Differences within each party on views of foreign policy emerge based on where Americans turn for political news.
The pandemic and its effects on society became a pervasive part of the media narrative about Joe Biden’s first 60 days in office.
During the first 60 days of the new administration, roughly half of stories about the Biden administration mentioned Donald Trump in some way.
Staff layoffs continued to pummel the beleaguered U.S. newspaper industry in 2020, a period complicated by the impact of the pandemic.
Immigration was one of the five topics most covered by 25 major news outlets in the first 60 days of the Biden administration.
We asked U.S. adults whether they consider each of 13 different news outlets to be a part of the mainstream media or not.
About two-thirds of news coverage dealt with Biden’s policy agenda, while about three-quarters of early Trump coverage was framed around leadership skills.

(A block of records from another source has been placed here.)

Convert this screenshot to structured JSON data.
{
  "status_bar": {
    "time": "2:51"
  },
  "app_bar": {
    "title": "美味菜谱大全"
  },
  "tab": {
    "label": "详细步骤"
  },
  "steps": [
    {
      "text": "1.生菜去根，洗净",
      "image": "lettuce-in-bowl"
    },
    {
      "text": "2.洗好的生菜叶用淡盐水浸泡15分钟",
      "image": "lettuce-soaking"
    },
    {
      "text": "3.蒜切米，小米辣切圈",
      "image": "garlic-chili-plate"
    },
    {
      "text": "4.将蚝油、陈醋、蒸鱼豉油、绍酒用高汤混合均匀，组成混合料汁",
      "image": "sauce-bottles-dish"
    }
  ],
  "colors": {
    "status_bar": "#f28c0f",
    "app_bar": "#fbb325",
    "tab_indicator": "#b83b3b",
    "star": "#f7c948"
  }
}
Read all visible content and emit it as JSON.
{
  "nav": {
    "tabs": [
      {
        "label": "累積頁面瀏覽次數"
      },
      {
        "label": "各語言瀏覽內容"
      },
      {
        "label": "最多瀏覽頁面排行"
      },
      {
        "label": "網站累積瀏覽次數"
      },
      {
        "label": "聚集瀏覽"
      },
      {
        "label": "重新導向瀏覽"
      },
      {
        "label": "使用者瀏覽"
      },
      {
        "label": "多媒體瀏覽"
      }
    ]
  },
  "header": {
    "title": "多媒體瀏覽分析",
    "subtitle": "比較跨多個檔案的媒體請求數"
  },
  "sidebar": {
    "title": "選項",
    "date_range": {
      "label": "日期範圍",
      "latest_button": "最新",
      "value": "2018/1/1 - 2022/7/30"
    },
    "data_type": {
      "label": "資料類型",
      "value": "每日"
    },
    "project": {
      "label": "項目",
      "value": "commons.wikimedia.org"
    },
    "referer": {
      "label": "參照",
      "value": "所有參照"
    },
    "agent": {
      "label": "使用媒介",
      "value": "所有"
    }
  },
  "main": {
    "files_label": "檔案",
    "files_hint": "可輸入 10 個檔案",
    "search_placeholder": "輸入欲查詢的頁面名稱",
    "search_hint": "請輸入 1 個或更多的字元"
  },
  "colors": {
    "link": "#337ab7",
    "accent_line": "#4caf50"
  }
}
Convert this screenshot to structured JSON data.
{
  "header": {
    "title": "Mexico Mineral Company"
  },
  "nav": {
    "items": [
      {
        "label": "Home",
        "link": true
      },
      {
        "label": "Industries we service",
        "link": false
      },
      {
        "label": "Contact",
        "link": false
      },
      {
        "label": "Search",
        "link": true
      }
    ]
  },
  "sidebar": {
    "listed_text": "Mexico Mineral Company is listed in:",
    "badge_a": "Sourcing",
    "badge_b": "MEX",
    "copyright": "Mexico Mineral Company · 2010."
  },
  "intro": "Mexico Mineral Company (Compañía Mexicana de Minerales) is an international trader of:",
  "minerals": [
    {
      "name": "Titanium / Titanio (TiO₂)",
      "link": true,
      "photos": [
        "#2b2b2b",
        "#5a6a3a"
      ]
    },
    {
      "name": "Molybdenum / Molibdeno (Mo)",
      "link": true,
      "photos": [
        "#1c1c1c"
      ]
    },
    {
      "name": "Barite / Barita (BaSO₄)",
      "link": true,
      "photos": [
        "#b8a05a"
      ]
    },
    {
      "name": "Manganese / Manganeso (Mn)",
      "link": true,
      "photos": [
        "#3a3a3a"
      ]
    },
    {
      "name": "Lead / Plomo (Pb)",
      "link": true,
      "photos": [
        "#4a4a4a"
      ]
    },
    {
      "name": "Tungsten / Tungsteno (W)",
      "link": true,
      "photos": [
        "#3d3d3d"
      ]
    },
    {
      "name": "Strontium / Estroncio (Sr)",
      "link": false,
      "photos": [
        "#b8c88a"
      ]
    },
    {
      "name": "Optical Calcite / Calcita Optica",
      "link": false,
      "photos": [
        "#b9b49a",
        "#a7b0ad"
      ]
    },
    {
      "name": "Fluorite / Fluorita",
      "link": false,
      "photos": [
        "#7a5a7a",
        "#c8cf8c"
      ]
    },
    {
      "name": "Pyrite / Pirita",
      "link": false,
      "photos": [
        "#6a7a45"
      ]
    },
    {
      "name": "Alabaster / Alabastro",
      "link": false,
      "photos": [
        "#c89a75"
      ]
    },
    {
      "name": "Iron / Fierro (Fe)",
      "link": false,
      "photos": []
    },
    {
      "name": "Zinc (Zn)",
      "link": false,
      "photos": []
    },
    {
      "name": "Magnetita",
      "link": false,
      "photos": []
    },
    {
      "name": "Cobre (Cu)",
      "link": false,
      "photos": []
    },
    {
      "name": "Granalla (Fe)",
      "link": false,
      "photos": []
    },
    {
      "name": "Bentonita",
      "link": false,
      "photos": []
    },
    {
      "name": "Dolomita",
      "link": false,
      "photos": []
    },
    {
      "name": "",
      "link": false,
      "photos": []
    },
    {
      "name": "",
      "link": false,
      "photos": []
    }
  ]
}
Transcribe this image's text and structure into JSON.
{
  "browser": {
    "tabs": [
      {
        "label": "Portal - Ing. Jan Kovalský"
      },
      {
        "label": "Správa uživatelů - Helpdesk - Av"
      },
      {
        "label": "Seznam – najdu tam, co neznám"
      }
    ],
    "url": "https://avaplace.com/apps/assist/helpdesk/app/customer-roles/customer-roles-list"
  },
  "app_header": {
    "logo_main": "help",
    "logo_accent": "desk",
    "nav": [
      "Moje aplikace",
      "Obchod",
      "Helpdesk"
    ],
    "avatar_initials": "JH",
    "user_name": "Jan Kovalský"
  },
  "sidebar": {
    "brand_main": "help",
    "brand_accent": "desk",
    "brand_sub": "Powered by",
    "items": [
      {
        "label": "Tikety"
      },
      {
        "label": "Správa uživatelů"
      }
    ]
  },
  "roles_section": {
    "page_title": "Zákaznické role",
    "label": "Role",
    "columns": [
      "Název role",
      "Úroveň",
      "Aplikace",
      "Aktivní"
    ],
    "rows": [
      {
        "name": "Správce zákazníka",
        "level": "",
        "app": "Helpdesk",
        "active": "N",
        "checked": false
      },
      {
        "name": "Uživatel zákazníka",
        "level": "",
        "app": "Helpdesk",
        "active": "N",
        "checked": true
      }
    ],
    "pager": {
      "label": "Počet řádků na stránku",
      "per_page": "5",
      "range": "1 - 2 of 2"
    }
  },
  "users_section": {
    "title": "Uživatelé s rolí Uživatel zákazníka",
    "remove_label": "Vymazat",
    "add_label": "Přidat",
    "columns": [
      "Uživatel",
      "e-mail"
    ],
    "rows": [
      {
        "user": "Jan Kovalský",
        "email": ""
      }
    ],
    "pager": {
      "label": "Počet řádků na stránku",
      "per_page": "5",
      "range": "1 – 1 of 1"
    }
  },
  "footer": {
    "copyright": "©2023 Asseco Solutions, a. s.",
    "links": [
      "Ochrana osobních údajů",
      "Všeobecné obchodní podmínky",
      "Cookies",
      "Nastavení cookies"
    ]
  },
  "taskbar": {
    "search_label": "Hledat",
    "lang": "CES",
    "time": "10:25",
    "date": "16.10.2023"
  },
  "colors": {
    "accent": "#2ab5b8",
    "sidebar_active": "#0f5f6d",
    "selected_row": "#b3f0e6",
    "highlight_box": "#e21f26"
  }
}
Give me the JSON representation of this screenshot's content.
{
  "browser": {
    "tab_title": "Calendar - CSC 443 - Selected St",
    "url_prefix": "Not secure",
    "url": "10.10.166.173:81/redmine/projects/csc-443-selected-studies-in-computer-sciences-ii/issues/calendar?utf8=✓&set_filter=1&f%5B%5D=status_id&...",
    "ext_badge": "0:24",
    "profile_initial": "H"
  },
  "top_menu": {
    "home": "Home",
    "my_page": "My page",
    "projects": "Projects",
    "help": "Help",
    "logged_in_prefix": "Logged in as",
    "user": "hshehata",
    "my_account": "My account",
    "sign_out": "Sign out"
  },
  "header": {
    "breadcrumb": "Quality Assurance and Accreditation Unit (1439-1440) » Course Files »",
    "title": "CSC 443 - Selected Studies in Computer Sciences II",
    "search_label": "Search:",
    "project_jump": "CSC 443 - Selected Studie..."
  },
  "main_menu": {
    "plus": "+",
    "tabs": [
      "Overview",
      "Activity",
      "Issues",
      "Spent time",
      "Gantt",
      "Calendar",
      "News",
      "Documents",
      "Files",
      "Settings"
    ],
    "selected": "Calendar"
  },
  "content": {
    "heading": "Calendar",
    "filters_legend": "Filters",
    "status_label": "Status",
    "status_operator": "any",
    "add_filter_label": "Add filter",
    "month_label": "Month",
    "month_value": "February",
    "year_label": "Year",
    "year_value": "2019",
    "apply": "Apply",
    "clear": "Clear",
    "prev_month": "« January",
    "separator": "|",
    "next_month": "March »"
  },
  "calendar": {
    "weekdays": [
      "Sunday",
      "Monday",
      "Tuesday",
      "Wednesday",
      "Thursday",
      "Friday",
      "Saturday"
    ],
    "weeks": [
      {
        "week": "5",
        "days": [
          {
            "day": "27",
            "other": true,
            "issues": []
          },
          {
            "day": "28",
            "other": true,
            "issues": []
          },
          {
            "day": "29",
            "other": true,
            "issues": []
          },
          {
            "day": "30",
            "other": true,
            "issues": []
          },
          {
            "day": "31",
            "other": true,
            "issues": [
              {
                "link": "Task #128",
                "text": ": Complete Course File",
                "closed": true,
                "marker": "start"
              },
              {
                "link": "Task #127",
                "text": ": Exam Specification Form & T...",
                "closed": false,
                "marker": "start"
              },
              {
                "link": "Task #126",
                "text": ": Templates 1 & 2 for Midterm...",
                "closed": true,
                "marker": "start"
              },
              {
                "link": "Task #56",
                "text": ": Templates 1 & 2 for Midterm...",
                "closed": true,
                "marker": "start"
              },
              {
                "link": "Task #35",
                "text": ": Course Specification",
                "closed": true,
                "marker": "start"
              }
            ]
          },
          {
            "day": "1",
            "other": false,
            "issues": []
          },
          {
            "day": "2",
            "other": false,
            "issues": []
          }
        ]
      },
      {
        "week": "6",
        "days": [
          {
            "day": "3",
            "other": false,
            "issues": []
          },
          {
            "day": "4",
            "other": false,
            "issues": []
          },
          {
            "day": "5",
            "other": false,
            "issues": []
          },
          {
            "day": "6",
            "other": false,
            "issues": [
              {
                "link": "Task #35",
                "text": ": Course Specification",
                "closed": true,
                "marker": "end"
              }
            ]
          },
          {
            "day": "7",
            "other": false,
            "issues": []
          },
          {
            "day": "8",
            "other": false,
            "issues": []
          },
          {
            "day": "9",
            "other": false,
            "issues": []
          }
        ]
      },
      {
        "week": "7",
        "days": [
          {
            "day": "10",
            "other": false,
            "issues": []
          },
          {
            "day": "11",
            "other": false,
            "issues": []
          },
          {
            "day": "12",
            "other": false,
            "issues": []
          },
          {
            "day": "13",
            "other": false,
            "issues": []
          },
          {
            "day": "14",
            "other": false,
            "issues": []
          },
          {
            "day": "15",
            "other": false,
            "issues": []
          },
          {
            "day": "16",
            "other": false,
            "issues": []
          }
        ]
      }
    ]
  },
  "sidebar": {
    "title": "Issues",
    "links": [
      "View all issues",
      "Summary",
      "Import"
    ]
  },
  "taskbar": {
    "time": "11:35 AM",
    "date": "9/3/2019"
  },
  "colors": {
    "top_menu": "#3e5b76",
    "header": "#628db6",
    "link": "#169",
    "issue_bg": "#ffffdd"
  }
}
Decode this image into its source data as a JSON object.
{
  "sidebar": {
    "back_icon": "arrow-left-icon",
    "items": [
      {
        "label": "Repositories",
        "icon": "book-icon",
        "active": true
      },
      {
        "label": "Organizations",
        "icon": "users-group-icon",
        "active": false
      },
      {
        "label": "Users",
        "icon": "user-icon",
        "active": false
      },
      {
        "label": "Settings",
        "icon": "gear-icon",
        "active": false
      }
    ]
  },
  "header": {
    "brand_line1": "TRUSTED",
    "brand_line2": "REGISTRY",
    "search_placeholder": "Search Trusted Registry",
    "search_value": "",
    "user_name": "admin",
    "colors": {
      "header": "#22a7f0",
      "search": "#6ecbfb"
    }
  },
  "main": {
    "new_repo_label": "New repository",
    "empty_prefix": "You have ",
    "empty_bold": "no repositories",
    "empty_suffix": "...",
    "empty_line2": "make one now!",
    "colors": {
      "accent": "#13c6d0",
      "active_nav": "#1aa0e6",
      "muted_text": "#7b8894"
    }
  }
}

We thought it would be valuable to combine our study of news coverage itself with data on people’s views about, and exposure to, that coverage.
While Fox’s audience spans ideologies on the right, its new challengers attract mainly conservatives.
The share of Americans who say they watch television via cable or satellite has plunged from 76% in 2015 to 56% this year.